Reviews and Suggestions

Record Review: Atomic Swindlers – “Coming Out Electric” (Indie)

atomic_swindlers_2.jpgIt took me three listens to finally “get” the Atomic Swindlers and “Coming Out Electric” and that had more to do with my state of mind on the first two listens than any deficiencies in the quality of the record. After a glance at all the reviews quoted on the band’s website, the comparison with this CD and Ziggy Stardust-era David Bowie that most make is certainly appropriate. There is that spaced-out, ethereal vibe that is only enhanced by the singing of April Laragy but this is by no means a knockoff of “Diamond Dogs.” It certainly has its own charms and very distinctive feel as titles such as “Intergalactic Lesbian Love Song” and “Float (My Electric Stargirl)” will attest.
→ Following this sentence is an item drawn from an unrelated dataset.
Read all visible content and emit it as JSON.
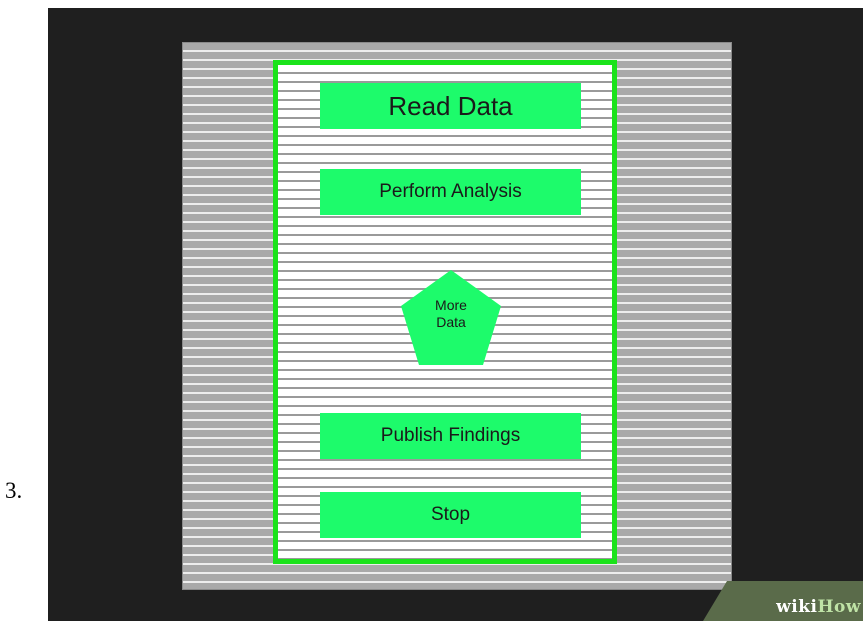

In this day and age of disposal 99 cent singles on iTunes it is nice to find an album that benefits from a listen from beginning to end. Not that this record has some kind of thematic constant running through-out but it seems to drift from dreamy space pop to raunchy glam rock as though your were listening to a truly other-worldly yet very hip radio station. Even the production sounds like early 70s glam and you would swear that you could hear the echoes of Lou Reed and Mick Ronson such does that influence bubble under the surface.

Released in 2004, I suspect that the Swindlers have been slowly but steadily percolating through the musical underground as the dates of a lot of their reviews from 2006 would attest. Be that as it may, this is very cool and raunchy rock and roll with a heavy dollop of sexuality mixed in with those razor-sharp guitar riffs. Different and yet somewhat familiar, the Atomic Swindlers have managed to both evoke an era and stake their claim to their own branch of rock and roll in the early 21st century. And with lines like “I like the way your name feels in my mouth” (from “Sex66” a wonderfully crunchy glam-rock masterpiece) this band aims for the surreal sense-surround sound of a type of rock and roll that is increasingly difficult to find. That they pull it off with such a sense of casual disinterest and yet impeccable production and musical chops is a testament to how good this CD really is. Another one for the Rock and Roll Report Radio play list.